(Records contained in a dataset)
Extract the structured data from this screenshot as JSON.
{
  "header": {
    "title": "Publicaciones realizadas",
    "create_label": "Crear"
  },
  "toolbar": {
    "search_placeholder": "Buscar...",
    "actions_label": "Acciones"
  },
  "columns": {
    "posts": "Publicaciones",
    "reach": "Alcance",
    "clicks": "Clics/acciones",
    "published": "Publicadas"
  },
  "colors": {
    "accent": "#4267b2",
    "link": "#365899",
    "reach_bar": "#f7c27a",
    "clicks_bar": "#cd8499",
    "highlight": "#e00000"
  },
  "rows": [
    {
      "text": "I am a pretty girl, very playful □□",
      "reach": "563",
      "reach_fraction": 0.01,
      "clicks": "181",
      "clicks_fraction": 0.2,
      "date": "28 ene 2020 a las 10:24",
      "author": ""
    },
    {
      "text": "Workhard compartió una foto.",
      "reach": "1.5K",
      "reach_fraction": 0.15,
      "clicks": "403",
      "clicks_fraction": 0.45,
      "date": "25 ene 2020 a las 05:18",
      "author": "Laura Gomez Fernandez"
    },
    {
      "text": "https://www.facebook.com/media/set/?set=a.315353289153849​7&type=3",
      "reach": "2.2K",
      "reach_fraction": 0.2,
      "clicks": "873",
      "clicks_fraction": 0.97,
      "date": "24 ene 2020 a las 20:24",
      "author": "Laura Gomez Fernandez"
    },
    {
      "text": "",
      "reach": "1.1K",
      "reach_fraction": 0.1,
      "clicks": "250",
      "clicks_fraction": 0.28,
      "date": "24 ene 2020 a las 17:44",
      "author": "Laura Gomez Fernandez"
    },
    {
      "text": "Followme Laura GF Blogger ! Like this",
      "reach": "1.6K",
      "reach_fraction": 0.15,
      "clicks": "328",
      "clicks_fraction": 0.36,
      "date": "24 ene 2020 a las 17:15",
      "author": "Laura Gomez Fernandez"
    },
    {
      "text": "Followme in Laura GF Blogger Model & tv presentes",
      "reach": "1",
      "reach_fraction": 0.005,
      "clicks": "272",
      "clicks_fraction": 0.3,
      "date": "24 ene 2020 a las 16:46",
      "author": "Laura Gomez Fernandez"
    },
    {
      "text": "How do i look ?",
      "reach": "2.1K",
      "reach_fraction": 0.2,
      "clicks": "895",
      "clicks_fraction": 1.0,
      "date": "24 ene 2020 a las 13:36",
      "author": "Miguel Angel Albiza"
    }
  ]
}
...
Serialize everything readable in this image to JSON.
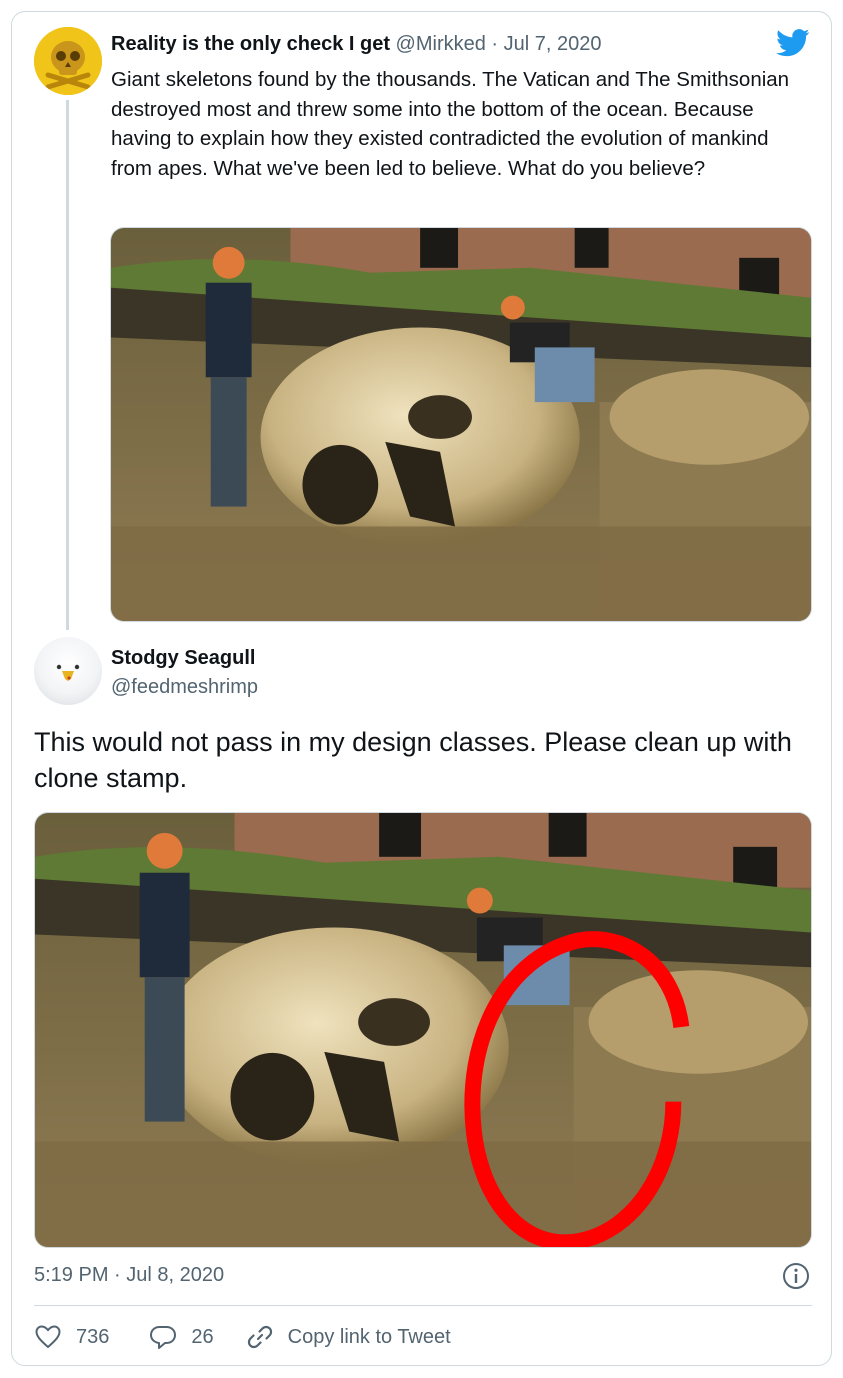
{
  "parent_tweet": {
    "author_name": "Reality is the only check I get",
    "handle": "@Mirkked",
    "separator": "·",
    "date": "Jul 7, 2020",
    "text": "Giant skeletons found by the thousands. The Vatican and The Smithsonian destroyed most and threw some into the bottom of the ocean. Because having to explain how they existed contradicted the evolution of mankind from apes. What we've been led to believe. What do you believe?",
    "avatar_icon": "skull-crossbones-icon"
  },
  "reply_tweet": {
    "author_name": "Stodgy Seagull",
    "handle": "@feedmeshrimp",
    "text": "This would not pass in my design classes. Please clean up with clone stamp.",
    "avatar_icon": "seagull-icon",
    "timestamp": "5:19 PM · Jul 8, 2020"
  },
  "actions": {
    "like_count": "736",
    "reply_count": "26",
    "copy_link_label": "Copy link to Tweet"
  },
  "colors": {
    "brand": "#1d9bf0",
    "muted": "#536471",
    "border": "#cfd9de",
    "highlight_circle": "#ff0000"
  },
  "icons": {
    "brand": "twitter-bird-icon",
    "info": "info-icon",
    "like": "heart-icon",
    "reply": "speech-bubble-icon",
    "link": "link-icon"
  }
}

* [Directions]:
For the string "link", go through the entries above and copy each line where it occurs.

* [Response to this exercise]:
    "link": "#365899",
    "copy_link_label": "Copy link to Tweet"
    "link": "link-icon"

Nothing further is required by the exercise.